“The central question must be: ‘What's next?’ What’s the next step for instruction and/or intervention for all students, especially those at risk? How should the school community align and then communicate with families?” she says. “Districts often come to our team for support in navigating these post-screening decisions, and the answer is to build an integrated group of diverse professionals who have expertise across general and special education domains — and give them the power to make resourcing decisions.”
2. Create a network of “experts as deciders”
One trend Eichstadt has noticed is a merging of general and special education views as part of universal screening. One example is rapid automatized naming (RAN), which just a few years ago would only have been part of a diagnostic process in a special education workflow rather than a general education measurement tool.
Blending these measurement areas within universal screening opens the door for general education teachers to work more closely with special education staff, such as reading specialists, educational diagnosticians, speech-language pathologists and school psychologists, to make recommendations about interventions as a team.
One best practice Eichstadt has observed is school districts holding cross-functional, cross-departmental meetings where the entire team looks at universal screening data together. “I've seen magic in the school districts that take this approach,” she says. “They make better decisions and allocate resources more decisively, which supports student growth.”
3. Finding your place in the support ecosystem
While many districts have implemented this team approach, more work needs to be done. And the biggest barrier has to do with perception. “As we break down the silos between general and special education, we have to figure out new ways of working so all students benefit, including those in the middle who may be struggling but won't qualify for special education,” Eichstadt points out. “We need to come together for the kids in the middle in a way that will move the needle on educational outcomes, individually and collectively.”
She recommends educators determine their role in supporting students in two ways:
- On a day-to-day basis, such as through small reading group support.
- Holistically, such as by participating in monthly data meetings or a leadership group analyzing overall workflows and determining when and how measurement should happen during the year.
“Professionals need to be able to altitude shift — to run along the ground in daily work and then also rise to the 40,000-foot level to determine our individual places as part of the larger puzzle. There's value in both ends of that continuum, and it needs to be brought together in each of our minds.”

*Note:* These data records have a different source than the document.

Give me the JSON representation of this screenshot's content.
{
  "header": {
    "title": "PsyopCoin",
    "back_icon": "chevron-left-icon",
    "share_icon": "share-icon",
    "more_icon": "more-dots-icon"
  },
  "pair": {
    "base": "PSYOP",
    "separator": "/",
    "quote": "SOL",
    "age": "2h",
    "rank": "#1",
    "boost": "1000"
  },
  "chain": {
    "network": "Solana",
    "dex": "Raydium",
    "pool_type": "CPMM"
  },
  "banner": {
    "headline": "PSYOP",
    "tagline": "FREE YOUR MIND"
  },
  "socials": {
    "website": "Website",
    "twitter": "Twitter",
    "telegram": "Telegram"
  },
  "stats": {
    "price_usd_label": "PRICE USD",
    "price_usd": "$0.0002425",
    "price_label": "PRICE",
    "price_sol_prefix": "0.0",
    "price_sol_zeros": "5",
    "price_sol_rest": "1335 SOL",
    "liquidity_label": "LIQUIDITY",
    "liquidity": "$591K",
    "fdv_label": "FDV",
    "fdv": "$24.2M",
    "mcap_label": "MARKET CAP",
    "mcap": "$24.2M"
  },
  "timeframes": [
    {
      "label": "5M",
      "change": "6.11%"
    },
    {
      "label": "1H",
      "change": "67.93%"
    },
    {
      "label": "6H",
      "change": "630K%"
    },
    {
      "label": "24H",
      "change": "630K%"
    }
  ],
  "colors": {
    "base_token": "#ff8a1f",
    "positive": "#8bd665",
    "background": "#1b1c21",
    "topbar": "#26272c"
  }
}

Educators play different roles and leverage different tools
Knowing which measurement tools fit into updated workflows can help educators make the best decisions for their students.
“Every school district has a suite of resources related to reading, writing and spelling, and they need to know which are related to dyslexia and struggling readers so they can tease out the questions they have and apply the right tool at the right time,” Eichstadt says.
To learn more about how Pearson can help your school or district implement early screening, and to access free resources and training, visit Pearson’s Dyslexia Resource Center.